Consumer-friendly devices used to monitor home energy consumption are only starting to gain traction. In the U.S., companies like Tendril (shown below), Greenbox and EnergyHub have pioneered systems that allow homeowners to easily view how much energy they are using and how much it is costing them. Even larger companies like Google, Microsoft, and Intel are developing energy management dashboards that will allow laymen users to view this data on their computers, phones and television screens.But in Britain, major utilities are banding together to block legislation that would require the installation of these systems in citizens’ homes. Under the banner of the Energy Retail Association (ERA), a formidable lobbying group, British Gas, EDF Energy, npower and others are specifically protesting the enforced use of wireless, handheld devices that display exactly what homeowners’ energy is costing them in real time and that compare energy consumption of various appliances. Each device is said to cost the equivalent of $25.
The utilities’ argument is that they want to reserve the right to deliver energy consumption to their customers in ways of their choosing. For example, some have said they’d prefer to communicate it via email or mobile text messages. Others say they’d be happy to provide a similar energy management system, but would like to control the display design to best meet the needs of their customers.
The consumer groups backing the legislation argue that the devices could significantly cut the amount of energy people are using, and save them a great deal of money on their fuel bills. So far, ERA has shied away from saying that the 5 to 15 percent the displays might trim from customer energy bills could mean an annual loss of up to $5.3 billion in revenue for the utility companies it represents (assuming each of Britain’s 24 million households shaves the predicted average of $214 off their yearly bills).
The British government already passed legislation requiring the installation of smart meters — meters that tap into mobile phone networks to wirelessly transmit data between utilities and consumers — in every home by 2020. Those in support of the home energy monitors argue that revamped meters won’t be enough to change people’s consumption habits. There needs to be a layer of technology interpreting how the data impacts their wallets, they say.
Perhaps for this reason, the same utilities objecting to the bill have been more than happy to roll out smart meters — after all, it saves them the cost of sending around meter readers, an estimated amount of $505 million a year, according to the London Times.
In the U.S., the backlash against home energy data displays hasn’t been as visible. In fact, many utilities have applied for stimulus funding from the U.S. Department of Energy for the explicit purpose of installing home energy monitors for consumer use in tandem with smart meters. And many startups like Tendril, working to make energy consumption information even more user friendly, have the backing of strong corporate partners like General Electric working to make them a reality.
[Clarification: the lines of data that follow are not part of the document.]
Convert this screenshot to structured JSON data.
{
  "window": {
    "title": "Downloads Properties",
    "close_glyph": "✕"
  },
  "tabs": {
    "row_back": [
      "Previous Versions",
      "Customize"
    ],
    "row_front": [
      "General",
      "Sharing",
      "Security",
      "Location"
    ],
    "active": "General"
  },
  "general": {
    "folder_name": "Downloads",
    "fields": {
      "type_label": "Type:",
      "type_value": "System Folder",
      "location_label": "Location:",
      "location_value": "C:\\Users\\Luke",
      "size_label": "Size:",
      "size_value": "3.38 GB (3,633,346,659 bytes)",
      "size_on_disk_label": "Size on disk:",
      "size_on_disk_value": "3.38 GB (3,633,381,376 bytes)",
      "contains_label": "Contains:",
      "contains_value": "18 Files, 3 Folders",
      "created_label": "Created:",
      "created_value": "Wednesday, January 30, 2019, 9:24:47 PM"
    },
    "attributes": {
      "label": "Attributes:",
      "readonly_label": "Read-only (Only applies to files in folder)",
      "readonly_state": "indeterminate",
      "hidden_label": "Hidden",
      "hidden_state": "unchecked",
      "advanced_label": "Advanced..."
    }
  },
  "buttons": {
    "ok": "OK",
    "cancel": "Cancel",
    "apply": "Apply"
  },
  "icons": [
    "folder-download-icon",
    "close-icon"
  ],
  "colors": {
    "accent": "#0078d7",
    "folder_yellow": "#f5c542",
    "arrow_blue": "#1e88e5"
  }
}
Perhaps the government incentive structure is more favorable to the idea here than it is in Britain, convincing utilities that it is in their financial and public image interest to make the change. This points to a larger shift in utility strategy — namely, the decoupling of profit from the amount of energy their customers actually use. In this model, rates are keyed up and down to hit revenue targets, freeing companies to be compensated based on the quality of service — a metric that could include energy efficiency efforts, outage prevention, and renewable energy options.